Russian wheat export prices dropped last week after global benchmarks in Chicago hit their lowest in two weeks on massive supplies of U.S. corn and soybeans, analysts said. Black Sea prices for Russian wheat with 12.5 percent protein content and for delivery in April were $225 per tonne on a free on board (FOB) basis at the end of last week, down $2 from a week earlier, agricultural consultancy IKAR said. SovEcon, another Moscow-based consultancy, quoted FOB wheat prices stable at $226 a tonne. Last week, SovEcon downgraded its forecast for Russia’s 2018/19 grain exports due to a stronger rouble and relatively high domestic prices.
Wet Fields and Dampened Prices Heading into Planting
Ohio’s Country Journal – 4/5/2019
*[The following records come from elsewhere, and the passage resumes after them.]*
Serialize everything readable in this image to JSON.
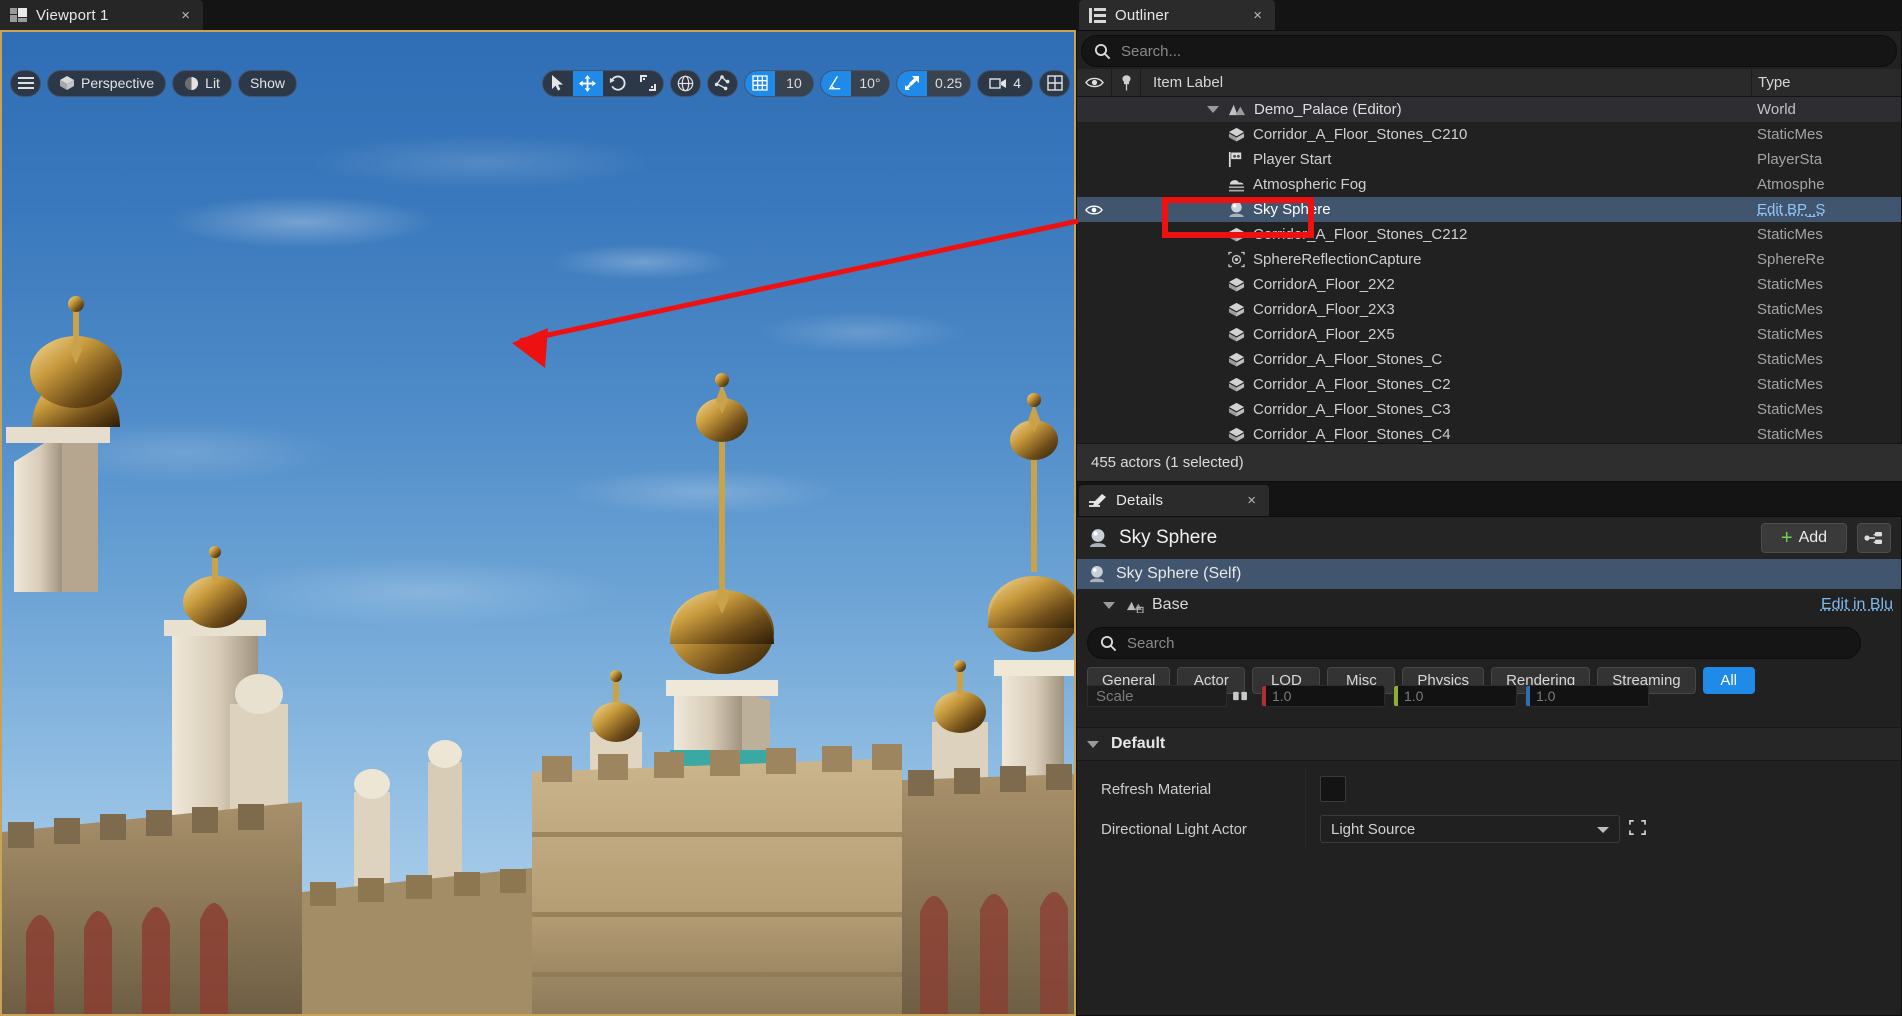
{
  "viewport": {
    "tab_label": "Viewport 1",
    "tab_close": "×",
    "toolbar": {
      "menu_icon": "hamburger-menu-icon",
      "camera_mode": "Perspective",
      "view_mode": "Lit",
      "show_menu": "Show",
      "select_tool": "cursor-select-icon",
      "move_tool": "move-gizmo-icon",
      "rotate_tool": "rotate-gizmo-icon",
      "scale_tool": "scale-gizmo-icon",
      "coord_space": "globe-world-space-icon",
      "surface_snap": "surface-snap-icon",
      "grid_snap_icon": "grid-snap-icon",
      "grid_snap_value": "10",
      "angle_snap_icon": "angle-snap-icon",
      "angle_snap_value": "10°",
      "scale_snap_icon": "scale-snap-icon",
      "scale_snap_value": "0.25",
      "camera_speed_icon": "camera-icon",
      "camera_speed_value": "4",
      "layout_icon": "viewport-layout-icon"
    }
  },
  "outliner": {
    "tab_label": "Outliner",
    "tab_close": "×",
    "search_placeholder": "Search...",
    "columns": {
      "eye": "visibility-column",
      "pin": "pin-column",
      "label": "Item Label",
      "type": "Type"
    },
    "rows": [
      {
        "label": "Demo_Palace (Editor)",
        "type": "World",
        "icon": "world-icon",
        "indent": 1,
        "expander": true,
        "state": "world"
      },
      {
        "label": "Corridor_A_Floor_Stones_C210",
        "type": "StaticMes",
        "icon": "static-mesh-icon",
        "indent": 2,
        "expander": false,
        "state": ""
      },
      {
        "label": "Player Start",
        "type": "PlayerSta",
        "icon": "player-start-icon",
        "indent": 2,
        "expander": false,
        "state": ""
      },
      {
        "label": "Atmospheric Fog",
        "type": "Atmosphe",
        "icon": "atmospheric-fog-icon",
        "indent": 2,
        "expander": false,
        "state": ""
      },
      {
        "label": "Sky Sphere",
        "type": "Edit BP_S",
        "icon": "sky-sphere-icon",
        "indent": 2,
        "expander": false,
        "state": "selected"
      },
      {
        "label": "Corridor_A_Floor_Stones_C212",
        "type": "StaticMes",
        "icon": "static-mesh-icon",
        "indent": 2,
        "expander": false,
        "state": ""
      },
      {
        "label": "SphereReflectionCapture",
        "type": "SphereRe",
        "icon": "sphere-reflection-capture-icon",
        "indent": 2,
        "expander": false,
        "state": ""
      },
      {
        "label": "CorridorA_Floor_2X2",
        "type": "StaticMes",
        "icon": "static-mesh-icon",
        "indent": 2,
        "expander": false,
        "state": ""
      },
      {
        "label": "CorridorA_Floor_2X3",
        "type": "StaticMes",
        "icon": "static-mesh-icon",
        "indent": 2,
        "expander": false,
        "state": ""
      },
      {
        "label": "CorridorA_Floor_2X5",
        "type": "StaticMes",
        "icon": "static-mesh-icon",
        "indent": 2,
        "expander": false,
        "state": ""
      },
      {
        "label": "Corridor_A_Floor_Stones_C",
        "type": "StaticMes",
        "icon": "static-mesh-icon",
        "indent": 2,
        "expander": false,
        "state": ""
      },
      {
        "label": "Corridor_A_Floor_Stones_C2",
        "type": "StaticMes",
        "icon": "static-mesh-icon",
        "indent": 2,
        "expander": false,
        "state": ""
      },
      {
        "label": "Corridor_A_Floor_Stones_C3",
        "type": "StaticMes",
        "icon": "static-mesh-icon",
        "indent": 2,
        "expander": false,
        "state": ""
      },
      {
        "label": "Corridor_A_Floor_Stones_C4",
        "type": "StaticMes",
        "icon": "static-mesh-icon",
        "indent": 2,
        "expander": false,
        "state": ""
      }
    ],
    "status": "455 actors (1 selected)"
  },
  "details": {
    "tab_label": "Details",
    "tab_close": "×",
    "actor_name": "Sky Sphere",
    "add_button": "Add",
    "component_self": "Sky Sphere (Self)",
    "component_base": "Base",
    "edit_in_blueprint": "Edit in Blu",
    "search_placeholder": "Search",
    "filter_tabs": [
      {
        "label": "General",
        "active": false
      },
      {
        "label": "Actor",
        "active": false
      },
      {
        "label": "LOD",
        "active": false
      },
      {
        "label": "Misc",
        "active": false
      },
      {
        "label": "Physics",
        "active": false
      },
      {
        "label": "Rendering",
        "active": false
      },
      {
        "label": "Streaming",
        "active": false
      },
      {
        "label": "All",
        "active": true
      }
    ],
    "transform": {
      "scale_label": "Scale",
      "x": "1.0",
      "y": "1.0",
      "z": "1.0"
    },
    "section_default": "Default",
    "properties": [
      {
        "name": "Refresh Material",
        "kind": "checkbox",
        "value": ""
      },
      {
        "name": "Directional Light Actor",
        "kind": "combo",
        "value": "Light Source"
      }
    ]
  },
  "annotation": {
    "arrow_color": "#ee1111",
    "highlight_color": "#ee1111",
    "target": "Sky Sphere"
  }
}
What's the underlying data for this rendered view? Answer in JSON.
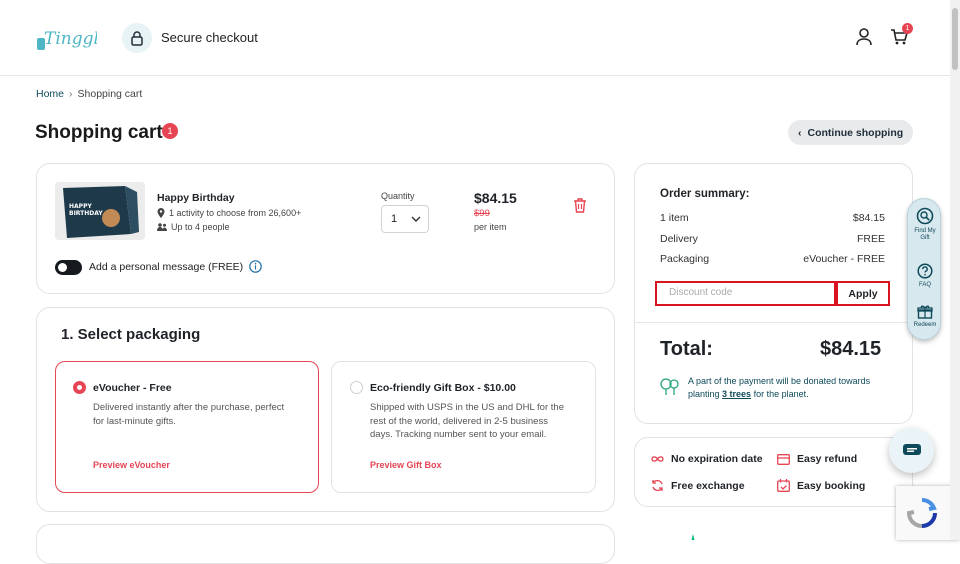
{
  "header": {
    "brand": "Tinggly",
    "secure_label": "Secure checkout",
    "cart_count": "1"
  },
  "breadcrumb": {
    "home": "Home",
    "current": "Shopping cart"
  },
  "page": {
    "title": "Shopping cart",
    "count": "1",
    "continue_label": "Continue shopping"
  },
  "item": {
    "name": "Happy Birthday",
    "image_text": "HAPPY BIRTHDAY",
    "activities": "1 activity to choose from 26,600+",
    "people": "Up to 4 people",
    "quantity_label": "Quantity",
    "quantity": "1",
    "price": "$84.15",
    "old_price": "$99",
    "per_item": "per item",
    "message_label": "Add a personal message (FREE)"
  },
  "packaging": {
    "title": "1. Select packaging",
    "options": [
      {
        "title": "eVoucher - Free",
        "desc_lines": [
          "Delivered instantly after the purchase, perfect",
          "for last-minute gifts."
        ],
        "link": "Preview eVoucher",
        "selected": true
      },
      {
        "title": "Eco-friendly Gift Box - $10.00",
        "desc_lines": [
          "Shipped with USPS in the US and DHL for the",
          "rest of the world, delivered in 2-5 business",
          "days. Tracking number sent to your email."
        ],
        "link": "Preview Gift Box",
        "selected": false
      }
    ]
  },
  "summary": {
    "title": "Order summary:",
    "rows": [
      {
        "label": "1 item",
        "value": "$84.15"
      },
      {
        "label": "Delivery",
        "value": "FREE"
      },
      {
        "label": "Packaging",
        "value": "eVoucher - FREE"
      }
    ],
    "discount_placeholder": "Discount code",
    "apply_label": "Apply",
    "total_label": "Total:",
    "total_value": "$84.15",
    "donation_line1": "A part of the payment will be donated towards",
    "donation_pre": "planting ",
    "donation_link": "3 trees",
    "donation_post": " for the planet."
  },
  "features": [
    "No expiration date",
    "Easy refund",
    "Free exchange",
    "Easy booking"
  ],
  "sidebar": [
    {
      "label1": "Find My",
      "label2": "Gift",
      "icon": "find-gift-icon"
    },
    {
      "label1": "FAQ",
      "label2": "",
      "icon": "faq-icon"
    },
    {
      "label1": "Redeem",
      "label2": "",
      "icon": "redeem-icon"
    }
  ],
  "colors": {
    "accent_red": "#e64553",
    "brand_teal": "#4db6c4",
    "dark_teal": "#0f4a5a"
  }
}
U.S. wheat acres were estimated to be 45.8 million acres, an all time low. Ohio producers report many wheat acres don’t look great as they came out of hibernation. My drives as well as cycling trips through central Ohio have yielded a simple conclusion. Either wheat acres look really good or really poor. The latter seems to be common throughout much of Ohio. Don’t be surprised if numerous wheat fields will be sacrificed in hopes of producing much better yields with spring planted corn or soybeans in the weeks ahead. With the huge price drop wheat has seen since last August into the end of March of $1.50, there may even be some great looking wheat which is torn up in favor of corn and soybeans. Numerous acres were topdressed during freezing temperatures the first half of March. Others did not apply nitrogen as they wanted to combine the application with herbicides. Conditions were not even close to ideal for those herbicides to be a significant weed killing factor had that combined application with nitrogen taken place.
Montana Farmers Plan to Plant Fewer Acres of Wheat, Lentils, Chickpeas
Billings Gazette – 4/5/2019
American farmers are poised to plant fewer wheat acres than they have in a century. Even in Montana, acres are down. Farmers tell the United States Department of Agriculture they’ll plant 2 million fewer wheat acres nationally. A strong U.S. dollar and the lower global market prices are making challenging conditions for U.S. wheat. Intentions were announced in the U.S. prospective plantings report at the end of March. Montana is the nation’s third largest wheat producer, with more than 5 million acres planted. Wheat is the backbone of the state agriculture economy. That said, farmers intend to plant 310,000 fewer acres this year.
Radio Series Highlights Farmer Stress
Morning Ag Clips – 4/4/2019
Prompted by the many sources of stress currently impacting farmers and ranchers, the Minnesota Department of Agriculture (MDA) and the Red River Farm Network (RRFN) have joined forces to create a new radio series called TransFARMation. The series uses farm radio, podcasts, and social media to increase awareness and reduce inhibitions about acknowledging farmer stress while highlighting sources of support.
Source: U.S. Wheat Associates